For each line below that contains the string "Occupation", copy that line.

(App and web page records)

* * * * * * * * *

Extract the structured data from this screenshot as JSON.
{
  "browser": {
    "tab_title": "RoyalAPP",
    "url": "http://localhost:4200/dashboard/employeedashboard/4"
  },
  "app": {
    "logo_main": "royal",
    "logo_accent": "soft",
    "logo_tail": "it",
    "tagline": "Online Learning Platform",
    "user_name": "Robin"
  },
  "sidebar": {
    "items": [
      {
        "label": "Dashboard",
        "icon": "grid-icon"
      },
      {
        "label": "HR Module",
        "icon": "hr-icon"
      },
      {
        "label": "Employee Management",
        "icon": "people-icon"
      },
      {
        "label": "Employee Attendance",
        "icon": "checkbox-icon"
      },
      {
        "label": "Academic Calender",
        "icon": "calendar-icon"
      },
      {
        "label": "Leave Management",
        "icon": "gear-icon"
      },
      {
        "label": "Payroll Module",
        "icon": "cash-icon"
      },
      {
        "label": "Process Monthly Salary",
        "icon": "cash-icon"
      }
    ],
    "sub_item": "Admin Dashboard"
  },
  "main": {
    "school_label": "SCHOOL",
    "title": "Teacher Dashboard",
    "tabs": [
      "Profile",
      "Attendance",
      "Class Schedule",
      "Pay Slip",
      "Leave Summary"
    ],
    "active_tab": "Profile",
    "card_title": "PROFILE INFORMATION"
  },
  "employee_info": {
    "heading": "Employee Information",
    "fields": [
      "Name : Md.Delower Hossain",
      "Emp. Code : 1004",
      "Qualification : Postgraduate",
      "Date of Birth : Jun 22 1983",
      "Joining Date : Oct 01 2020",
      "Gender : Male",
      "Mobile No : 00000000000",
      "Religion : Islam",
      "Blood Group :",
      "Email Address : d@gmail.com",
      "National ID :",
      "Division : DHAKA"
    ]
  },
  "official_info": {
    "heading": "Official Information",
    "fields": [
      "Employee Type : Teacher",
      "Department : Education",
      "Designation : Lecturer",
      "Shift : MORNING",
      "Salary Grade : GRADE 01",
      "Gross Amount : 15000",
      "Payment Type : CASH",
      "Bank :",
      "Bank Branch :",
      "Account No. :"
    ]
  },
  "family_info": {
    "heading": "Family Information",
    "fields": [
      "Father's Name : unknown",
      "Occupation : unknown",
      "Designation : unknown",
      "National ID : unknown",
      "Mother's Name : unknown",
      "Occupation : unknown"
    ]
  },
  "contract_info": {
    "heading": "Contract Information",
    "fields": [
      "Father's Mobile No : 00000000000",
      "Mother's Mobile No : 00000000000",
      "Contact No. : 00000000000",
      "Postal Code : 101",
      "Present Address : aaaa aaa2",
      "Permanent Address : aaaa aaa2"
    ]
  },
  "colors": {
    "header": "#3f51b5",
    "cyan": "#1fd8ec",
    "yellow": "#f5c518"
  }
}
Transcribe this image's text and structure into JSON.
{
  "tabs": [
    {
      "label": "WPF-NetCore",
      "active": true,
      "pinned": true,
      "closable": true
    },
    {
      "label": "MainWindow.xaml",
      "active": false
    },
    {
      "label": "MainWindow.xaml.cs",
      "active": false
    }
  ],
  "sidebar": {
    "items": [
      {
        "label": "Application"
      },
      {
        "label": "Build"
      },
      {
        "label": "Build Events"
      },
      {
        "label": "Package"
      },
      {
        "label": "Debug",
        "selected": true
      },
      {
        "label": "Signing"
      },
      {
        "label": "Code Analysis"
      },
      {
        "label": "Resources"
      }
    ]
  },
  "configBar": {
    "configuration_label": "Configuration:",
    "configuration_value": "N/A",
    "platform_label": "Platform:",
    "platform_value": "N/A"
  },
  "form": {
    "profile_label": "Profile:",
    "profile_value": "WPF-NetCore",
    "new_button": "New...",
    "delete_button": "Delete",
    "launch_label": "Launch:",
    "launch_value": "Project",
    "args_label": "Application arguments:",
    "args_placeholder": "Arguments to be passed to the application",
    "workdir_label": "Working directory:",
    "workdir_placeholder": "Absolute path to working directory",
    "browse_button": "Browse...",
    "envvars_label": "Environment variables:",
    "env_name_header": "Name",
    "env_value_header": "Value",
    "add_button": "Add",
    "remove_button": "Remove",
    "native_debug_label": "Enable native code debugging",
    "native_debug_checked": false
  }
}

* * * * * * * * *

» **Output of the task**:
      "Occupation : unknown",
      "Occupation : unknown"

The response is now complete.